> **What the exercise asks**: Scan the data below and report how many lines include the word "channel". Nothing else is wanted.
Top of Supplied data
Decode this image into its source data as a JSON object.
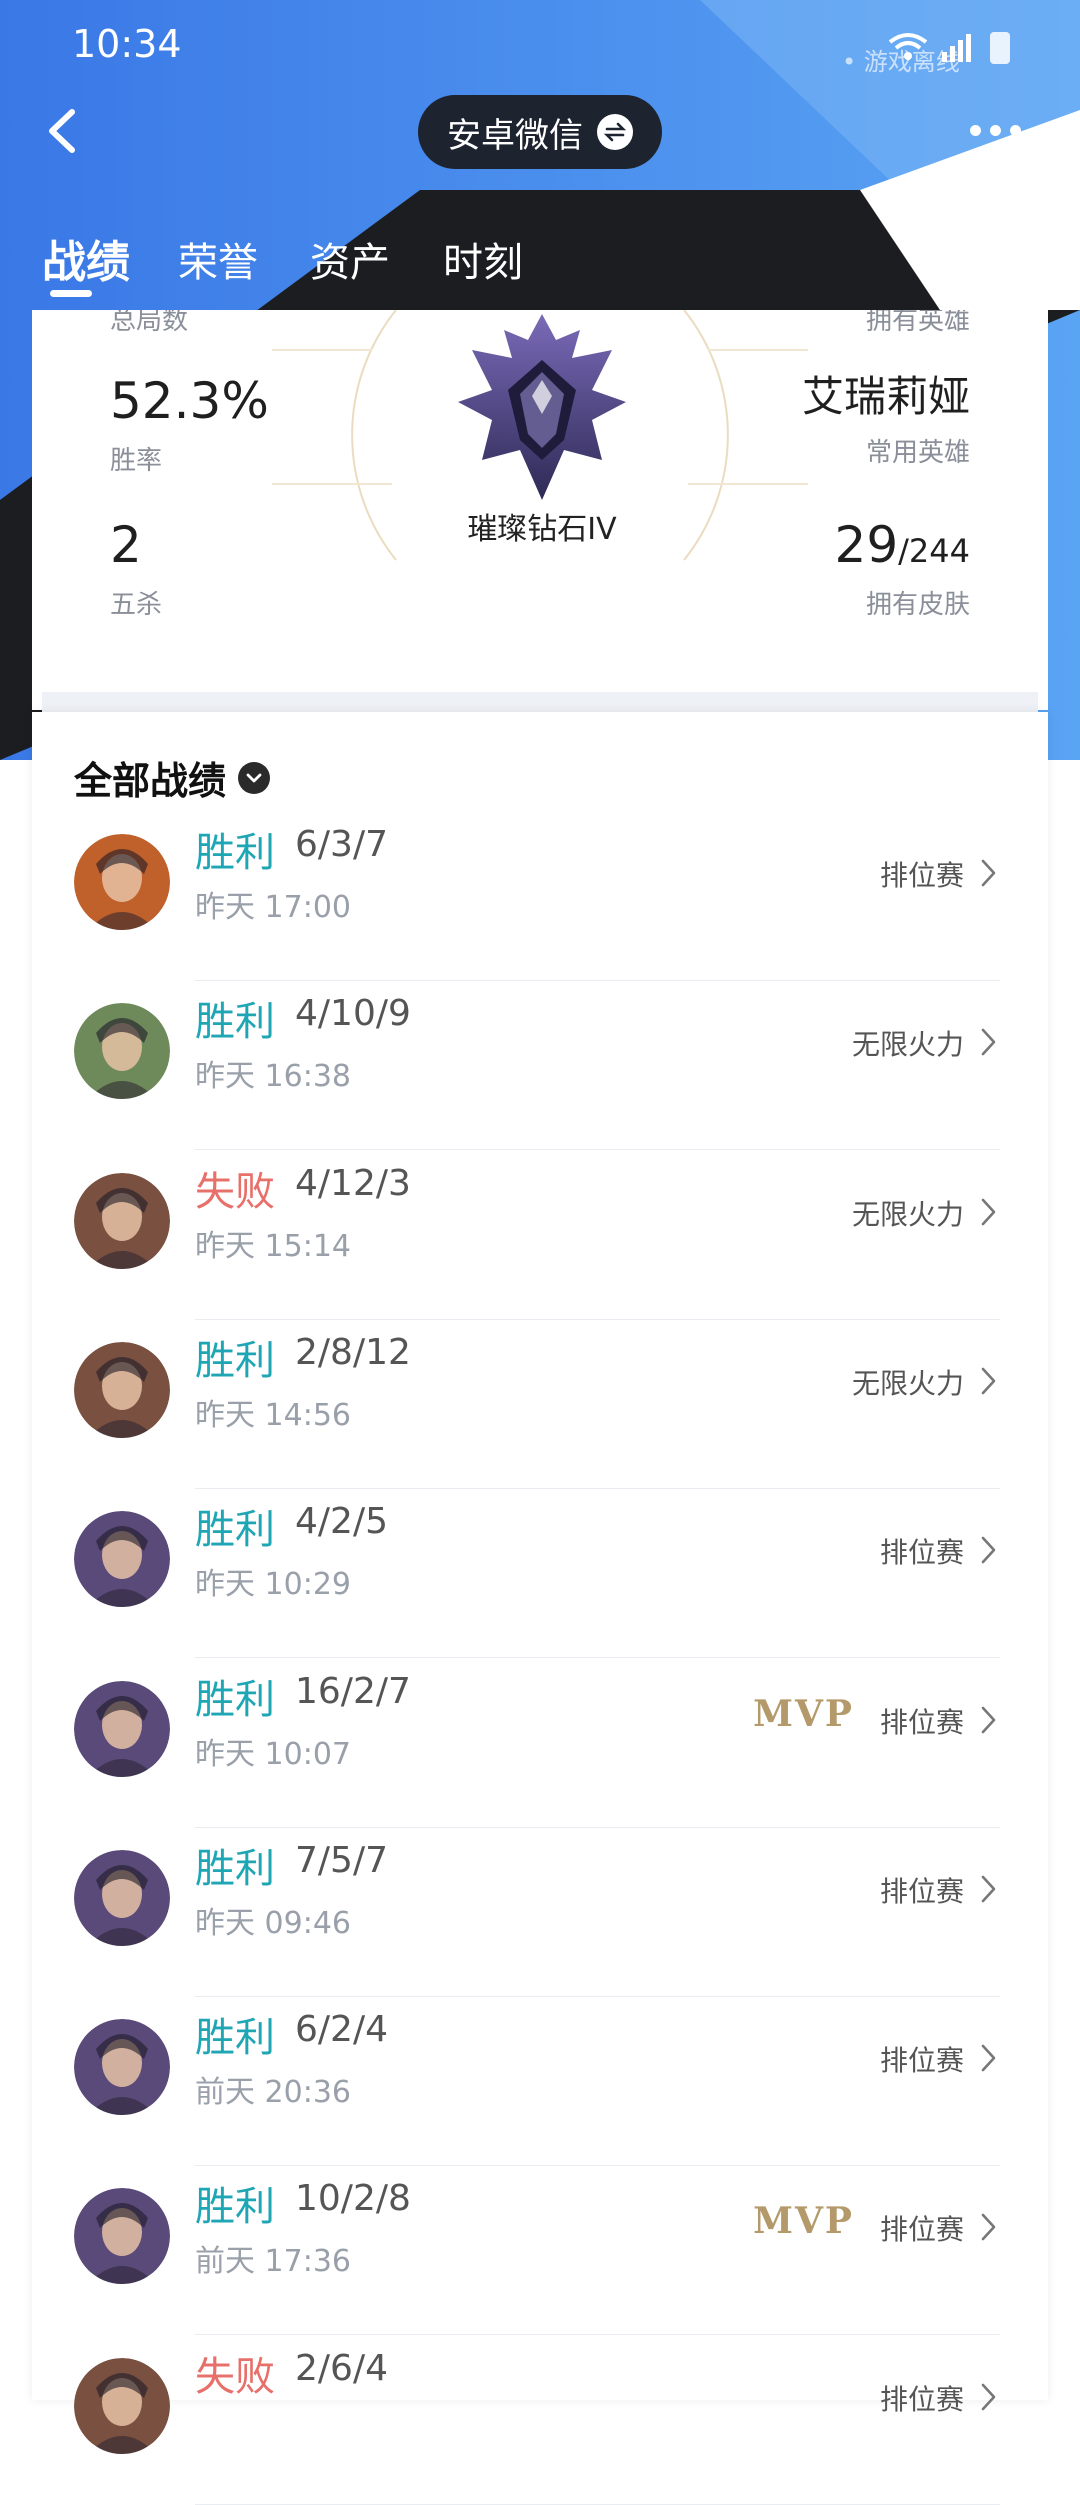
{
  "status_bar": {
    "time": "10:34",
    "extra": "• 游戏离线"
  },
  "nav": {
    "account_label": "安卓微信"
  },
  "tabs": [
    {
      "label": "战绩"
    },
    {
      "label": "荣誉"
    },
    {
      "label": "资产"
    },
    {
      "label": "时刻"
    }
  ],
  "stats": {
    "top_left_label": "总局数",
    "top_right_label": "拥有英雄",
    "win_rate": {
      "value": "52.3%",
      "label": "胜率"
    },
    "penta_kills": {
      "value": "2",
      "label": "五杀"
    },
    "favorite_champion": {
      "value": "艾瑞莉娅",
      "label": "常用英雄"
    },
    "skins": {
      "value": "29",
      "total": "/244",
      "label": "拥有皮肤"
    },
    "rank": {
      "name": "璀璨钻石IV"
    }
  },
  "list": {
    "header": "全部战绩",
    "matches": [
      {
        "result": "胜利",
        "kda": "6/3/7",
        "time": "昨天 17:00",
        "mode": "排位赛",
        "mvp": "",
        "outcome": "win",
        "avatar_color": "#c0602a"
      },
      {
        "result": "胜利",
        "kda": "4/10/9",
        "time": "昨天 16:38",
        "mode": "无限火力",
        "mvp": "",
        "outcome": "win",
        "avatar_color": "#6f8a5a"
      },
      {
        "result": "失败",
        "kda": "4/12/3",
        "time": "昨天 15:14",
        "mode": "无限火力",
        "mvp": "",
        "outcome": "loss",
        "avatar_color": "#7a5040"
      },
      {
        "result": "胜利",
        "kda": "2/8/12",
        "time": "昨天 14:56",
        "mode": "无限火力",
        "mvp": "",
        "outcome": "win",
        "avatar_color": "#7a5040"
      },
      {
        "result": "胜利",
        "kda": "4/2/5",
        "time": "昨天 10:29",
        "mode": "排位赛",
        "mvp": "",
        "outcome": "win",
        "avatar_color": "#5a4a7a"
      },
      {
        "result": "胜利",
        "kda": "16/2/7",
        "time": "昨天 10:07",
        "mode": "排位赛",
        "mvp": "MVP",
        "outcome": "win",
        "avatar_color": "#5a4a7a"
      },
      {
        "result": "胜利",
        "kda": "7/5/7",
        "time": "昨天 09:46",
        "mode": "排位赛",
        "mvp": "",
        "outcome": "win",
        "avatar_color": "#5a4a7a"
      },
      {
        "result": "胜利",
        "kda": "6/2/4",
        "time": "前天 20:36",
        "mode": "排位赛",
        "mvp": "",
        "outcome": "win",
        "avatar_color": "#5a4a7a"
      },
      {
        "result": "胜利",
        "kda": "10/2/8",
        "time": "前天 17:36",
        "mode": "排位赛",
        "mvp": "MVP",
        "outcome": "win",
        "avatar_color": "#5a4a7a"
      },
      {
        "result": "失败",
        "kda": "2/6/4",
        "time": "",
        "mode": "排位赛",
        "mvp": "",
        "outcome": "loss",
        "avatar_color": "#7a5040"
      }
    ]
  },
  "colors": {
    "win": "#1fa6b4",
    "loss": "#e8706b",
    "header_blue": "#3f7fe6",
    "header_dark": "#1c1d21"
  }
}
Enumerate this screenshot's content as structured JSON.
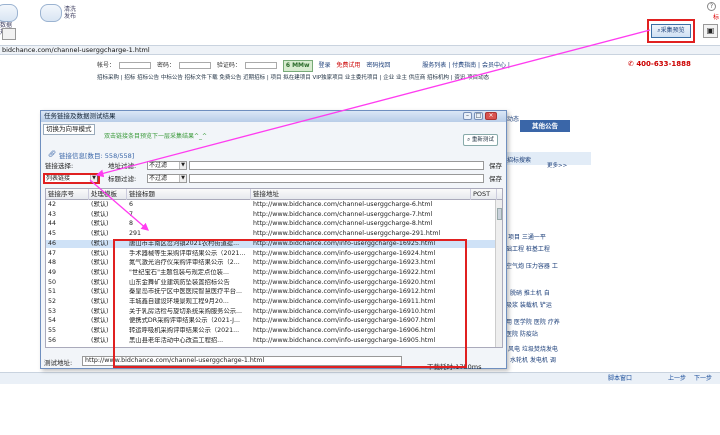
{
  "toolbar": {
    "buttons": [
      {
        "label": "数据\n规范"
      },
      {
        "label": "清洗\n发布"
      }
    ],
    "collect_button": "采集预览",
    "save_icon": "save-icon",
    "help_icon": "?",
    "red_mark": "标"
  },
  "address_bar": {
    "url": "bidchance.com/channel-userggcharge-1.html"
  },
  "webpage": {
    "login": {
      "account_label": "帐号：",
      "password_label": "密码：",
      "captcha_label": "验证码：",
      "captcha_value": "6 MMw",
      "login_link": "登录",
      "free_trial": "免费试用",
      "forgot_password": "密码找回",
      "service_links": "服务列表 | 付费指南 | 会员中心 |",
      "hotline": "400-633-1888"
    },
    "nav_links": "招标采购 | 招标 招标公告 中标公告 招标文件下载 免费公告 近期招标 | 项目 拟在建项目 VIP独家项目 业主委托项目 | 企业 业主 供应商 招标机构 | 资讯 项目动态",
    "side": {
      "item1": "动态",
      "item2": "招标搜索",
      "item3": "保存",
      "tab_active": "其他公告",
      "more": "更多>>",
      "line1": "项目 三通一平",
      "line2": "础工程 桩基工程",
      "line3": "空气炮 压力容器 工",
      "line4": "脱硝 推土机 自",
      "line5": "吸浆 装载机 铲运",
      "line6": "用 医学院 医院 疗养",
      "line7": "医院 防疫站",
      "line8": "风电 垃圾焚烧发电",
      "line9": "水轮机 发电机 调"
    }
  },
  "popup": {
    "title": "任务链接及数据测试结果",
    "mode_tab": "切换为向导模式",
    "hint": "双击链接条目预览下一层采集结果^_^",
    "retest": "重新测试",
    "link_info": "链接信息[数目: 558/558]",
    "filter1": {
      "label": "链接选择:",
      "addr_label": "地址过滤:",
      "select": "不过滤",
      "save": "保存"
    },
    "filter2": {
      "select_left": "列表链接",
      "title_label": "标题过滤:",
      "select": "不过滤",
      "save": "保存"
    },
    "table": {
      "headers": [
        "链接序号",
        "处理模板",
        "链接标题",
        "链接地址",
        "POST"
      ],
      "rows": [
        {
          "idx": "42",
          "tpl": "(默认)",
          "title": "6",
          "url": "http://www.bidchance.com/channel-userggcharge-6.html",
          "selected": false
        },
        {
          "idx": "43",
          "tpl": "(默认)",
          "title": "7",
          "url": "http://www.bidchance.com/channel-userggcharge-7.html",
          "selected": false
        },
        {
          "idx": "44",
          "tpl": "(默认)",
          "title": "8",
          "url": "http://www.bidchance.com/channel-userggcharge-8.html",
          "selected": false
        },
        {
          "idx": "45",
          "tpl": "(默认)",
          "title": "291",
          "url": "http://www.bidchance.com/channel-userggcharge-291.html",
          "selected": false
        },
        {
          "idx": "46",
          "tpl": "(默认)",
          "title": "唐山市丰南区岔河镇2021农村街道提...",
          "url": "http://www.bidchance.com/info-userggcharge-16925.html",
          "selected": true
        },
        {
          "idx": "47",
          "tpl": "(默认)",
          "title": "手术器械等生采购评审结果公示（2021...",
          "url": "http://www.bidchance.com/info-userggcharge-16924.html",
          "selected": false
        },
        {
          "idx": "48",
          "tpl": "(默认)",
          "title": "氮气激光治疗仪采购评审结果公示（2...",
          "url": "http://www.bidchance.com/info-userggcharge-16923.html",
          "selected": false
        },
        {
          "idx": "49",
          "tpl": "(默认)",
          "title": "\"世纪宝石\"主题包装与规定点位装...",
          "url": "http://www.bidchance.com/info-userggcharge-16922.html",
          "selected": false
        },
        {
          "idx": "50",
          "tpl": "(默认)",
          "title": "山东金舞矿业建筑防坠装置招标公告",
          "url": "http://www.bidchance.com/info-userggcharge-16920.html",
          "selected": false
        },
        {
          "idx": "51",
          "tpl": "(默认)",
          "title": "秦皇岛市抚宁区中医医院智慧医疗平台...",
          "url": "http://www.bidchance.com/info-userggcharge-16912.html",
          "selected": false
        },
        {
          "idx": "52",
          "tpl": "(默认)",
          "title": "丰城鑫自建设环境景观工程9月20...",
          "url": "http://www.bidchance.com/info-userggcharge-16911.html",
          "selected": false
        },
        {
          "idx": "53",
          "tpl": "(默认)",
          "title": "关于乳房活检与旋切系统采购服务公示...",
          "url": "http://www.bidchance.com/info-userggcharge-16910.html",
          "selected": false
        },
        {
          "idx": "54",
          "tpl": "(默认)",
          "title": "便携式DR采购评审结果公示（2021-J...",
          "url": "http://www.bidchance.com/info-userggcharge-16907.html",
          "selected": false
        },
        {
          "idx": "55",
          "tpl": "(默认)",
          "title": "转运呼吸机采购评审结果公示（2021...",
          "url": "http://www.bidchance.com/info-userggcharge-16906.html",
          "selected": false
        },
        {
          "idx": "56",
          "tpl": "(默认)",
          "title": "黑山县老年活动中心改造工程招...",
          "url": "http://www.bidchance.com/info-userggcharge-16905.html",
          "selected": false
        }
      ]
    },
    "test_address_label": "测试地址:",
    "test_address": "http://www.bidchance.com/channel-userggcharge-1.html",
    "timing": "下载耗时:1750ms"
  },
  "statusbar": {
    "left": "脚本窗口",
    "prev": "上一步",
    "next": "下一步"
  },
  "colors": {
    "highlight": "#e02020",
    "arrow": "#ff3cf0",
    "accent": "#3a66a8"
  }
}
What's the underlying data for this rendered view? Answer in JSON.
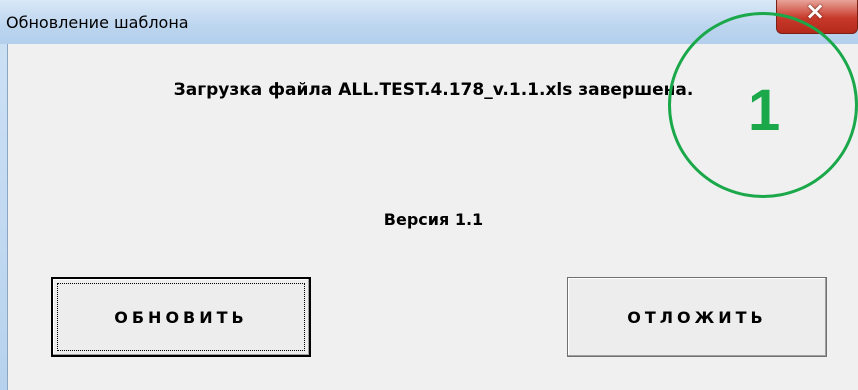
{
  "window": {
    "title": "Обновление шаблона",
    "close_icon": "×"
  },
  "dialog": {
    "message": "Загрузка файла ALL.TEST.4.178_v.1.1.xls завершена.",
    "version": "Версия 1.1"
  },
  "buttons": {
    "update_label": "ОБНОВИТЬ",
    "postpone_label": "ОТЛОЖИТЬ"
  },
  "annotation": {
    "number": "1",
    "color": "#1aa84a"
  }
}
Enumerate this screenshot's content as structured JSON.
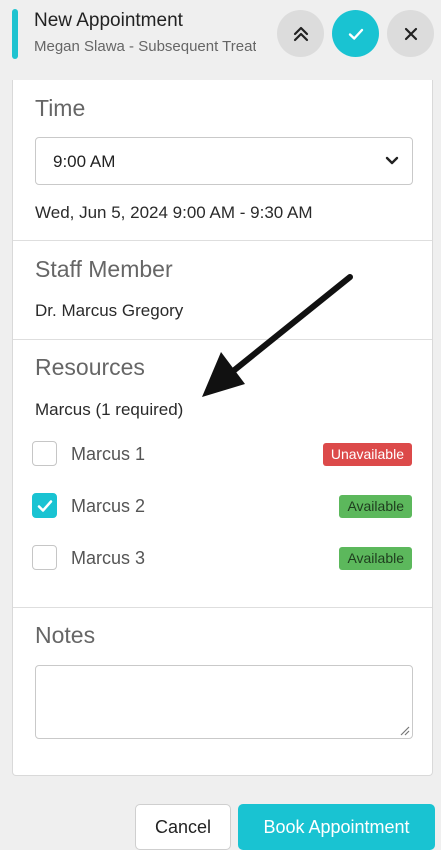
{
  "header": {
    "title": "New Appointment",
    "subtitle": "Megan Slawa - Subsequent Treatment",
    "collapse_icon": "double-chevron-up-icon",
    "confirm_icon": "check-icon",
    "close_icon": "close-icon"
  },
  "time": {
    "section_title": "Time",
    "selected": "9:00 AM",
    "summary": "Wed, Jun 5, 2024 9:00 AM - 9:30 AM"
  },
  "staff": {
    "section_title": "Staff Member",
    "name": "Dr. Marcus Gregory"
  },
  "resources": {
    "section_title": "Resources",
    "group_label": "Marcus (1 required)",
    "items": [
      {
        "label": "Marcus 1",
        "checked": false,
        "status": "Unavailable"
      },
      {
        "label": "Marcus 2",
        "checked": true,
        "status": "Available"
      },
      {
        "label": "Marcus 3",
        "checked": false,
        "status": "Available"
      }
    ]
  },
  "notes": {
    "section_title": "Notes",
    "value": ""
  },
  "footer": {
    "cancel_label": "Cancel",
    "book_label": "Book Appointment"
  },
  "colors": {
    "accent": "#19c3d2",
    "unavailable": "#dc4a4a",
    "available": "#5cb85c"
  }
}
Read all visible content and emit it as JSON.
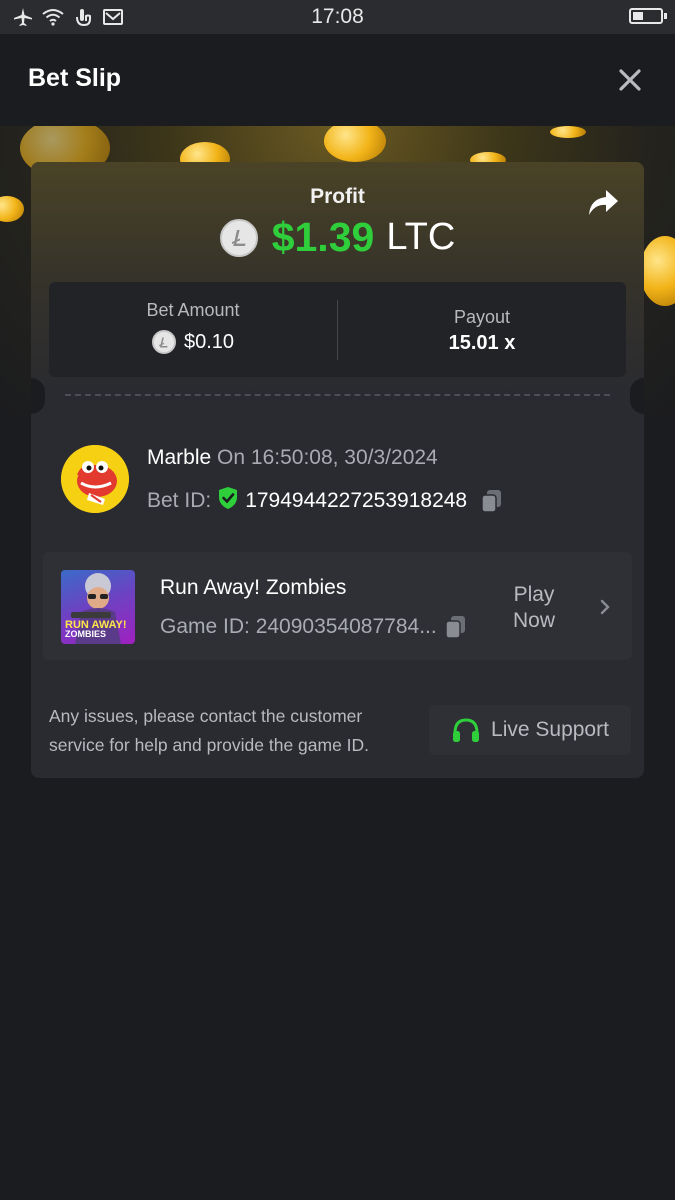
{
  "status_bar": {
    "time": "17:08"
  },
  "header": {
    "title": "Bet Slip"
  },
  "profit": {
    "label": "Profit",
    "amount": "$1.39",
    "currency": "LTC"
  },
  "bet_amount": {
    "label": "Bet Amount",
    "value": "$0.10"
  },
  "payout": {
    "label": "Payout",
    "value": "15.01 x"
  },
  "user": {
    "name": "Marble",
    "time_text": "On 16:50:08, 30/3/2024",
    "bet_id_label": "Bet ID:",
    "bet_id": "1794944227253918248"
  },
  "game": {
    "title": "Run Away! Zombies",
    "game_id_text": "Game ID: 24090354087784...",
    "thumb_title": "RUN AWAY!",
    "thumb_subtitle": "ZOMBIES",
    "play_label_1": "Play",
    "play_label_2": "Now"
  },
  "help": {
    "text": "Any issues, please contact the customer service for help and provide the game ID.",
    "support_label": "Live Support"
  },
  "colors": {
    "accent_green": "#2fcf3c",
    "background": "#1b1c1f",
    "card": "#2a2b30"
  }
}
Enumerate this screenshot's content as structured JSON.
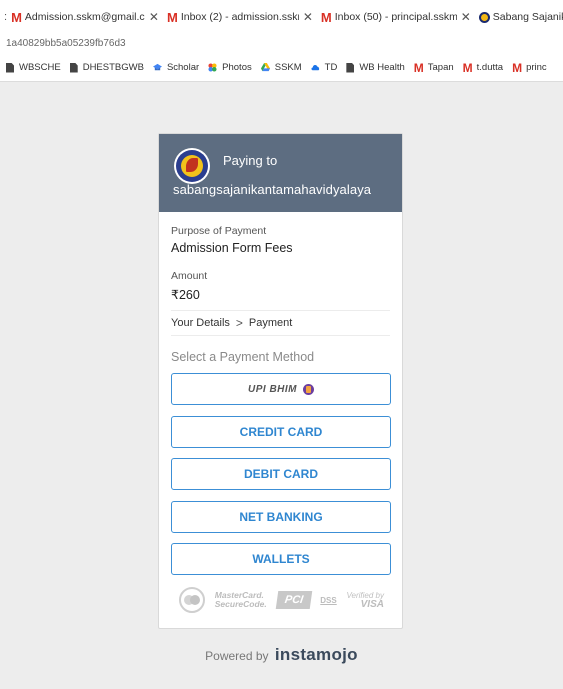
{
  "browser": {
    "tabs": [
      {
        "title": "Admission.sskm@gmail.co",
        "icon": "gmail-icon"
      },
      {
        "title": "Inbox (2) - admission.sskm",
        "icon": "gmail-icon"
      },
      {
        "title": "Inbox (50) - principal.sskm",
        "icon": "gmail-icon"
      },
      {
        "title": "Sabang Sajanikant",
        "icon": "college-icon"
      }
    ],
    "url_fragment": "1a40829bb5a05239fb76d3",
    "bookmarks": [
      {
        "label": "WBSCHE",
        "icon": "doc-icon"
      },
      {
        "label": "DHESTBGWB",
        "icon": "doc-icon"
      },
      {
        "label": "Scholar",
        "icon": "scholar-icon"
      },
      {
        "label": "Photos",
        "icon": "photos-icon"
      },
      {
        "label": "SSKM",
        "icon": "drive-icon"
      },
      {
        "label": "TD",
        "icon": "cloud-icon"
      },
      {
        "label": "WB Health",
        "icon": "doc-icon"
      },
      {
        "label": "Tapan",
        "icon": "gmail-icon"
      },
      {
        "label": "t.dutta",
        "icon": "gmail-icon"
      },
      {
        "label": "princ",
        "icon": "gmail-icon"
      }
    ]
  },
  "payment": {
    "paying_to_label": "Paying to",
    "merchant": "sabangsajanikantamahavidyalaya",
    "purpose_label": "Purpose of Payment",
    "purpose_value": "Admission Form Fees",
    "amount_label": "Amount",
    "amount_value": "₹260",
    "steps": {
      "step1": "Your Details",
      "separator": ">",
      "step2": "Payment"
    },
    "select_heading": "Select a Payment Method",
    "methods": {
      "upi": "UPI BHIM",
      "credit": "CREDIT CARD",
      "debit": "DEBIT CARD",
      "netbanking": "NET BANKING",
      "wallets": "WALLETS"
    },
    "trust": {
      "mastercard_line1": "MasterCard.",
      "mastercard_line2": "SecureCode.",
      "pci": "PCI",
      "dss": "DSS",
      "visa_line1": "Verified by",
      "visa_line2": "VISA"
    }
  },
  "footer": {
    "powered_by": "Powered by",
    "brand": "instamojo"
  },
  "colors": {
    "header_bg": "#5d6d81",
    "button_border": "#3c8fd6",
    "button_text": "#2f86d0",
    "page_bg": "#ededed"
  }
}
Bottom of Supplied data
> **Solved problem**: 6